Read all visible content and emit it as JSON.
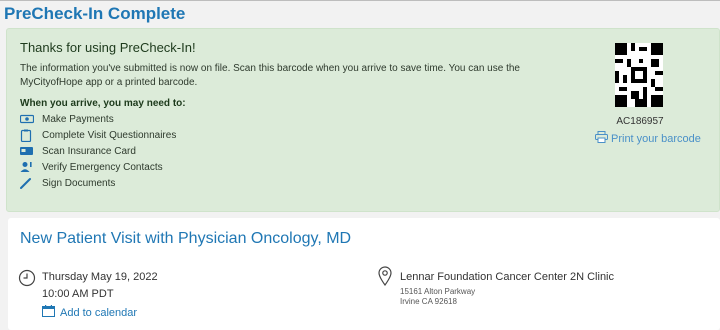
{
  "page_title": "PreCheck-In Complete",
  "notice": {
    "title": "Thanks for using PreCheck-In!",
    "message": "The information you've submitted is now on file. Scan this barcode when you arrive to save time. You can use the MyCityofHope app or a printed barcode.",
    "arrive_heading": "When you arrive, you may need to:",
    "tasks": [
      {
        "label": "Make Payments",
        "icon": "payment-icon"
      },
      {
        "label": "Complete Visit Questionnaires",
        "icon": "questionnaire-icon"
      },
      {
        "label": "Scan Insurance Card",
        "icon": "insurance-card-icon"
      },
      {
        "label": "Verify Emergency Contacts",
        "icon": "contacts-icon"
      },
      {
        "label": "Sign Documents",
        "icon": "pen-icon"
      }
    ],
    "barcode_code": "AC186957",
    "print_label": "Print your barcode"
  },
  "visit": {
    "title": "New Patient Visit with Physician Oncology, MD",
    "date": "Thursday May 19, 2022",
    "time": "10:00 AM PDT",
    "calendar_label": "Add to calendar",
    "location_name": "Lennar Foundation Cancer Center 2N Clinic",
    "address_line1": "15161 Alton Parkway",
    "address_line2": "Irvine CA 92618"
  },
  "colors": {
    "accent": "#1f77b4",
    "success_bg": "#dcebd9",
    "link": "#4a90c8"
  }
}
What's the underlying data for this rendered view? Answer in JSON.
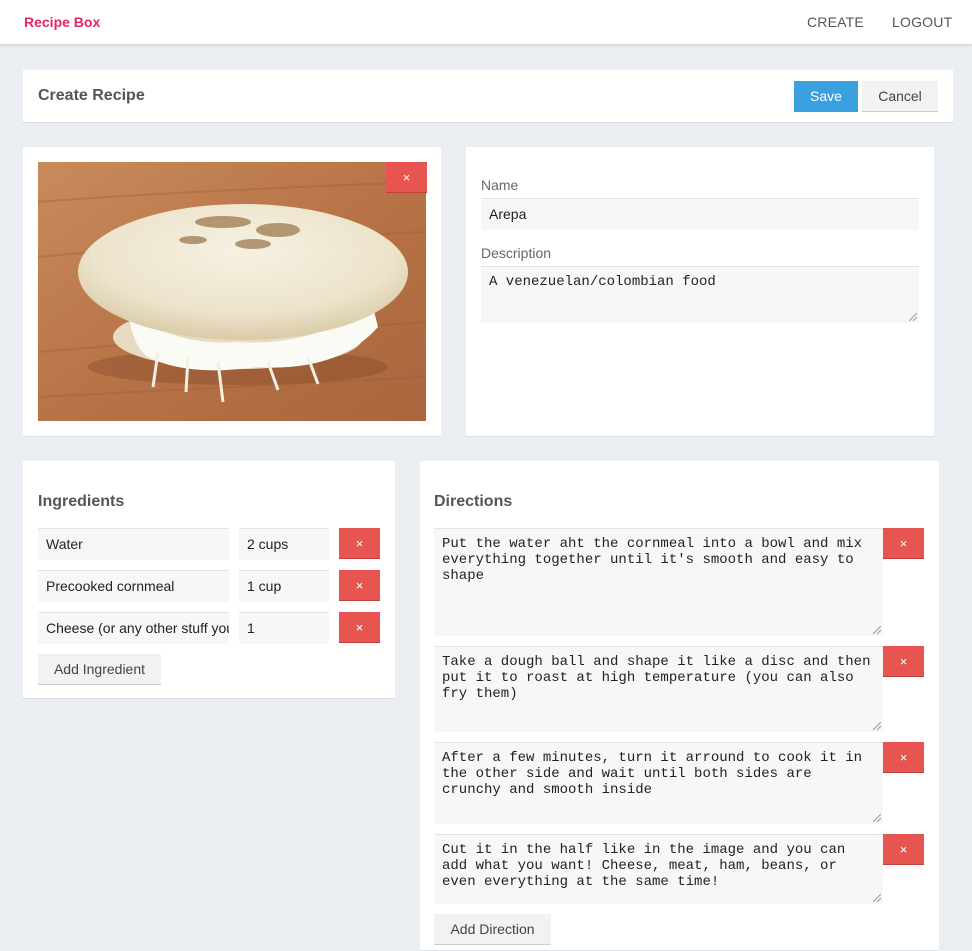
{
  "nav": {
    "brand": "Recipe Box",
    "create_label": "CREATE",
    "logout_label": "LOGOUT"
  },
  "header": {
    "title": "Create Recipe",
    "save_label": "Save",
    "cancel_label": "Cancel"
  },
  "image": {
    "remove_label": "×"
  },
  "details": {
    "name_label": "Name",
    "name_value": "Arepa",
    "description_label": "Description",
    "description_value": "A venezuelan/colombian food"
  },
  "ingredients": {
    "title": "Ingredients",
    "items": [
      {
        "name": "Water",
        "quantity": "2 cups",
        "remove_label": "×"
      },
      {
        "name": "Precooked cornmeal",
        "quantity": "1 cup",
        "remove_label": "×"
      },
      {
        "name": "Cheese (or any other stuff you want)",
        "quantity": "1",
        "remove_label": "×"
      }
    ],
    "add_label": "Add Ingredient"
  },
  "directions": {
    "title": "Directions",
    "items": [
      {
        "text": "Put the water aht the cornmeal into a bowl and mix everything together until it's smooth and easy to shape",
        "remove_label": "×"
      },
      {
        "text": "Take a dough ball and shape it like a disc and then put it to roast at high temperature (you can also fry them)",
        "remove_label": "×"
      },
      {
        "text": "After a few minutes, turn it arround to cook it in the other side and wait until both sides are crunchy and smooth inside",
        "remove_label": "×"
      },
      {
        "text": "Cut it in the half like in the image and you can add what you want! Cheese, meat, ham, beans, or even everything at the same time!",
        "remove_label": "×"
      }
    ],
    "add_label": "Add Direction"
  },
  "colors": {
    "brand": "#e6245e",
    "primary": "#3aa0e0",
    "danger": "#e85450",
    "background": "#eaedf2"
  }
}
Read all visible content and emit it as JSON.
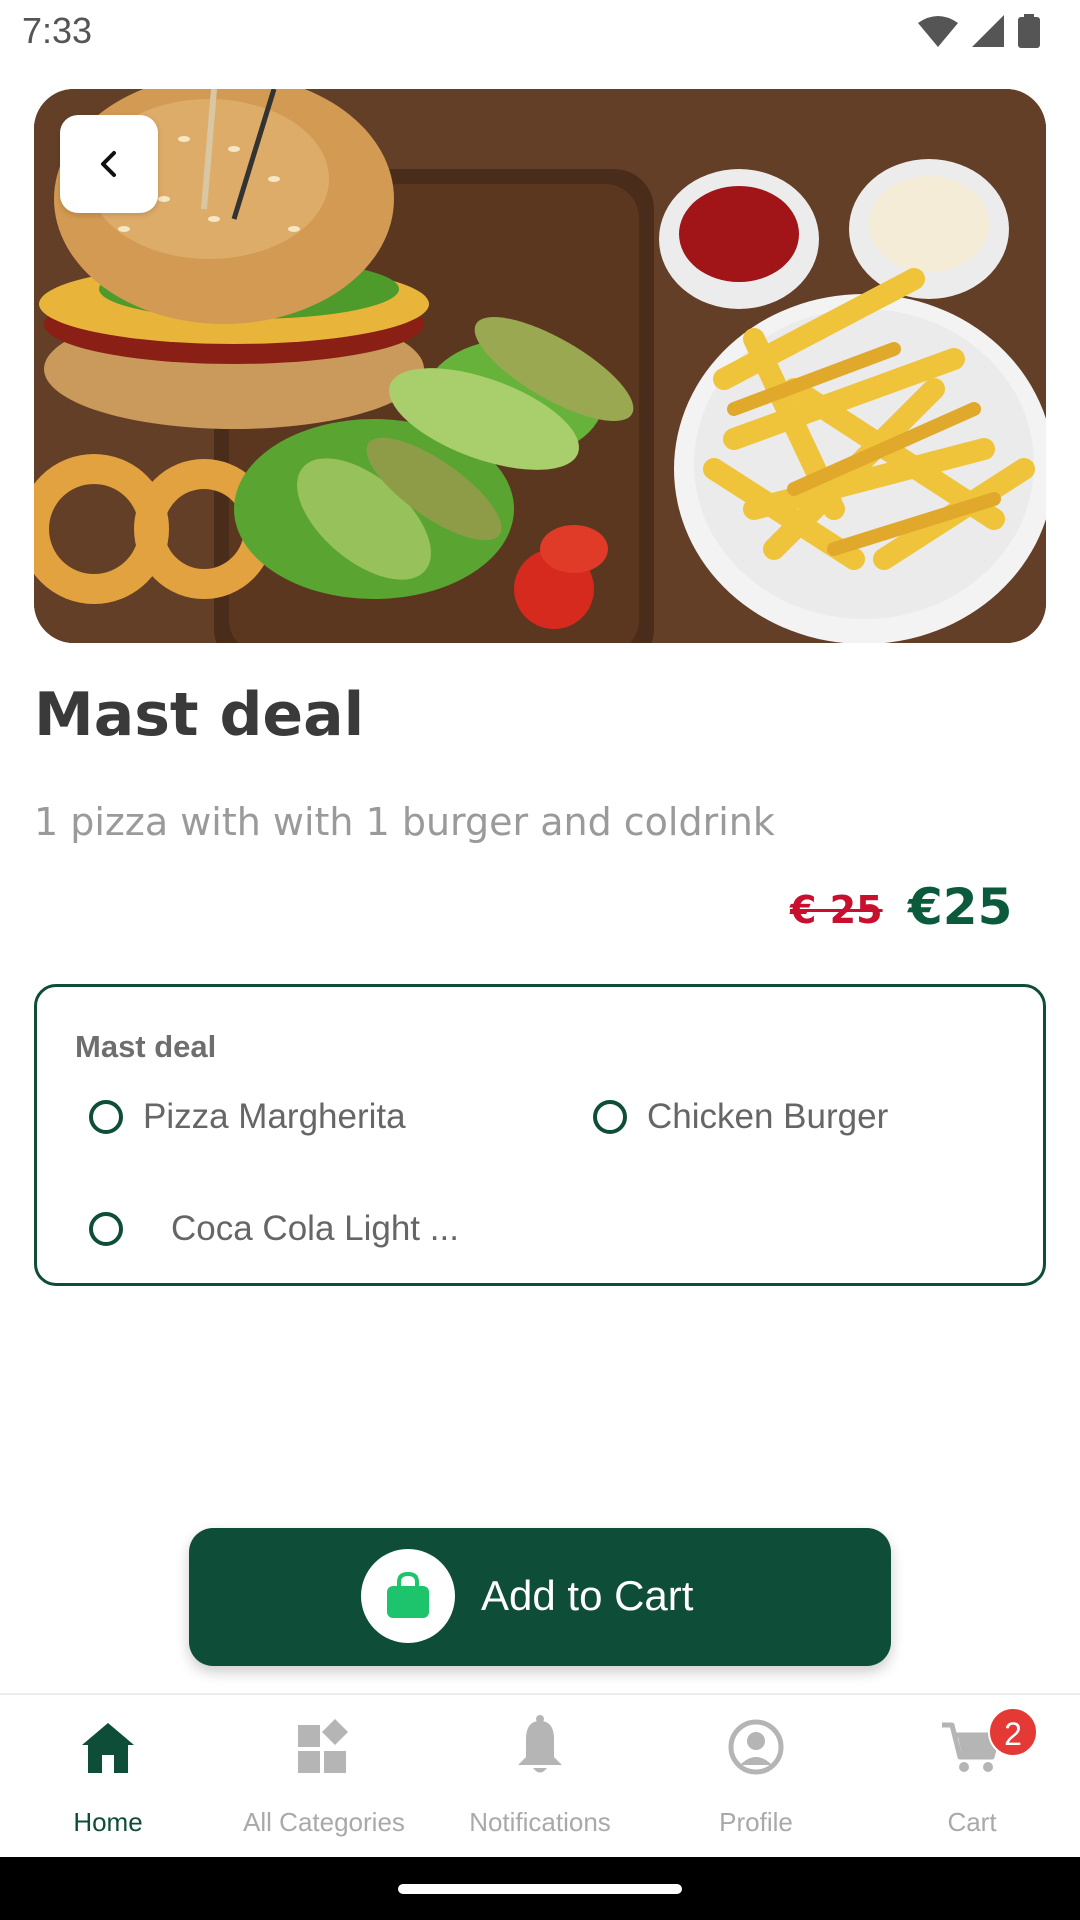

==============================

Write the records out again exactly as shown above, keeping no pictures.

**Answer space:**
Read all visible content and emit it as JSON.
{
  "page_title": "PreCheck-In Complete",
  "notice": {
    "title": "Thanks for using PreCheck-In!",
    "message": "The information you've submitted is now on file. Scan this barcode when you arrive to save time. You can use the MyCityofHope app or a printed barcode.",
    "arrive_heading": "When you arrive, you may need to:",
    "tasks": [
      {
        "label": "Make Payments",
        "icon": "payment-icon"
      },
      {
        "label": "Complete Visit Questionnaires",
        "icon": "questionnaire-icon"
      },
      {
        "label": "Scan Insurance Card",
        "icon": "insurance-card-icon"
      },
      {
        "label": "Verify Emergency Contacts",
        "icon": "contacts-icon"
      },
      {
        "label": "Sign Documents",
        "icon": "pen-icon"
      }
    ],
    "barcode_code": "AC186957",
    "print_label": "Print your barcode"
  },
  "visit": {
    "title": "New Patient Visit with Physician Oncology, MD",
    "date": "Thursday May 19, 2022",
    "time": "10:00 AM PDT",
    "calendar_label": "Add to calendar",
    "location_name": "Lennar Foundation Cancer Center 2N Clinic",
    "address_line1": "15161 Alton Parkway",
    "address_line2": "Irvine CA 92618"
  },
  "colors": {
    "accent": "#1f77b4",
    "success_bg": "#dcebd9",
    "link": "#4a90c8"
  }
}
What's the underlying data for this rendered view? Answer in JSON.
{
  "nav": {
    "brand": "Recipe Box",
    "create_label": "CREATE",
    "logout_label": "LOGOUT"
  },
  "header": {
    "title": "Create Recipe",
    "save_label": "Save",
    "cancel_label": "Cancel"
  },
  "image": {
    "remove_label": "×"
  },
  "details": {
    "name_label": "Name",
    "name_value": "Arepa",
    "description_label": "Description",
    "description_value": "A venezuelan/colombian food"
  },
  "ingredients": {
    "title": "Ingredients",
    "items": [
      {
        "name": "Water",
        "quantity": "2 cups",
        "remove_label": "×"
      },
      {
        "name": "Precooked cornmeal",
        "quantity": "1 cup",
        "remove_label": "×"
      },
      {
        "name": "Cheese (or any other stuff you want)",
        "quantity": "1",
        "remove_label": "×"
      }
    ],
    "add_label": "Add Ingredient"
  },
  "directions": {
    "title": "Directions",
    "items": [
      {
        "text": "Put the water aht the cornmeal into a bowl and mix everything together until it's smooth and easy to shape",
        "remove_label": "×"
      },
      {
        "text": "Take a dough ball and shape it like a disc and then put it to roast at high temperature (you can also fry them)",
        "remove_label": "×"
      },
      {
        "text": "After a few minutes, turn it arround to cook it in the other side and wait until both sides are crunchy and smooth inside",
        "remove_label": "×"
      },
      {
        "text": "Cut it in the half like in the image and you can add what you want! Cheese, meat, ham, beans, or even everything at the same time!",
        "remove_label": "×"
      }
    ],
    "add_label": "Add Direction"
  },
  "colors": {
    "brand": "#e6245e",
    "primary": "#3aa0e0",
    "danger": "#e85450",
    "background": "#eaedf2"
  }
}
Read all visible content and emit it as JSON.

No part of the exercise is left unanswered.